A host of actors across the landscape of global technology are increasingly using information as a weapon. Take a more coordinated, strategic planning approach to the protection of information, the implications for Australia’s national security and the wider region.
A fee of $2110 (plus GST) applies to this course for Commonwealth participating agencies and NSC Partners. The open rate is $2,550 (GST exclusive).
Information has always been an important commodity: for business, for government, and in the conduct of our daily lives as private citizens. But a host of actors across the landscape of global technology are increasingly using information as a weapon. They are doing so in ways that break down the distinctions between what is personal and what is political, using new avenues to seek advantages and new outlets to cause harm to societies.
This course addresses the new information wars in a variety of ways to help participants take a more coordinated, strategic planning approach to the protection of information, the implications for Australia’s national security and the wider region.
Scope and content
Understanding the dangers associated with the weaponisation of information is crucial to effective security. In this course you will go beyond deterrence and denial, or risk and regulation, to a necessary understanding of motives and means. The course will illuminate why the providers of Australian critical infrastructure and our key agencies involved in protecting information networks need to work closely together in order to minimise these harms. Participants in the course will:
receive a strategic overview of the risk environment from experts in the field that includes hostile state actors, organised criminal syndicates, rogue businesses, terrorist organisations and other malicious network actors
evaluate the type and nature of harm that each of these actors poses to business, government and society
explore an assessment framework for the main threat vectors by each type of hostile actor, including identifying likely incursion routes
identify ways to enhance resilience, whether this is by protecting critical systems or guarding against false and misleading information
chart opportunities for cooperation that will make the task of safeguarding information simpler and make our ability to combat disinformation more robust.
Who should attend?
This course is designed for staff from all organisations who would benefit from a deeper understanding of the increasing use of information as a weapon.

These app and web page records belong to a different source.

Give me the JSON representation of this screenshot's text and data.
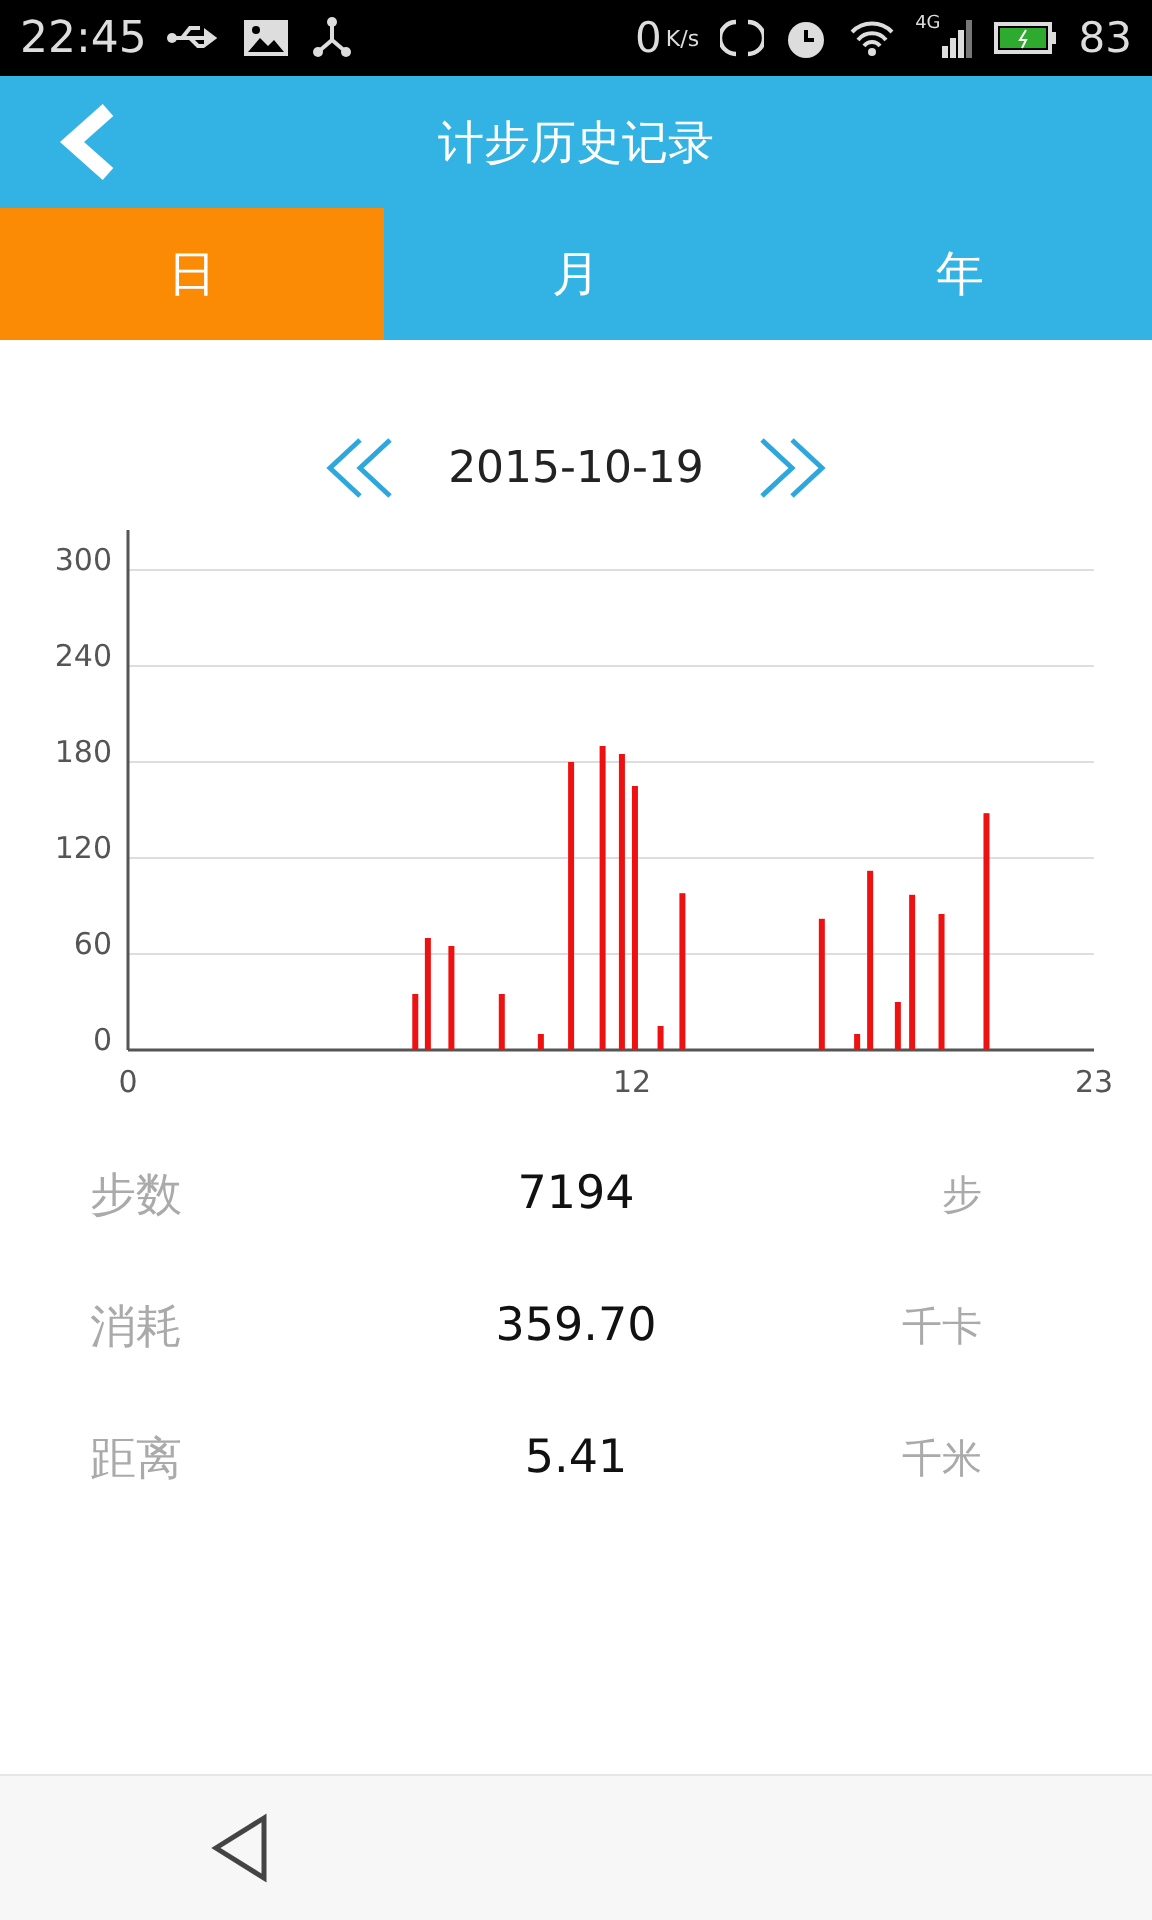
{
  "status_bar": {
    "time": "22:45",
    "speed": "0",
    "speed_unit": "K/s",
    "network": "4G",
    "battery": "83"
  },
  "header": {
    "title": "计步历史记录"
  },
  "tabs": [
    {
      "label": "日",
      "selected": true
    },
    {
      "label": "月",
      "selected": false
    },
    {
      "label": "年",
      "selected": false
    }
  ],
  "date_nav": {
    "date": "2015-10-19"
  },
  "chart_data": {
    "type": "bar",
    "xlim": [
      0,
      23
    ],
    "ylim": [
      0,
      300
    ],
    "xticks": [
      0,
      12,
      23
    ],
    "yticks": [
      0,
      60,
      120,
      180,
      240,
      300
    ],
    "grid": true,
    "x": [
      6.84,
      7.14,
      7.7,
      8.9,
      9.83,
      10.55,
      11.3,
      11.76,
      12.07,
      12.68,
      13.2,
      16.52,
      17.36,
      17.67,
      18.33,
      18.67,
      19.37,
      20.44
    ],
    "values": [
      35,
      70,
      65,
      35,
      10,
      180,
      190,
      185,
      165,
      15,
      98,
      82,
      10,
      112,
      30,
      97,
      85,
      148
    ]
  },
  "stats": [
    {
      "label": "步数",
      "value": "7194",
      "unit": "步"
    },
    {
      "label": "消耗",
      "value": "359.70",
      "unit": "千卡"
    },
    {
      "label": "距离",
      "value": "5.41",
      "unit": "千米"
    }
  ]
}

Two day, non-residential, fully-catered program
An ANU parking permit will be supplied.
Please contact us at firstname.lastname@example.org for further information and to obtain the registration form.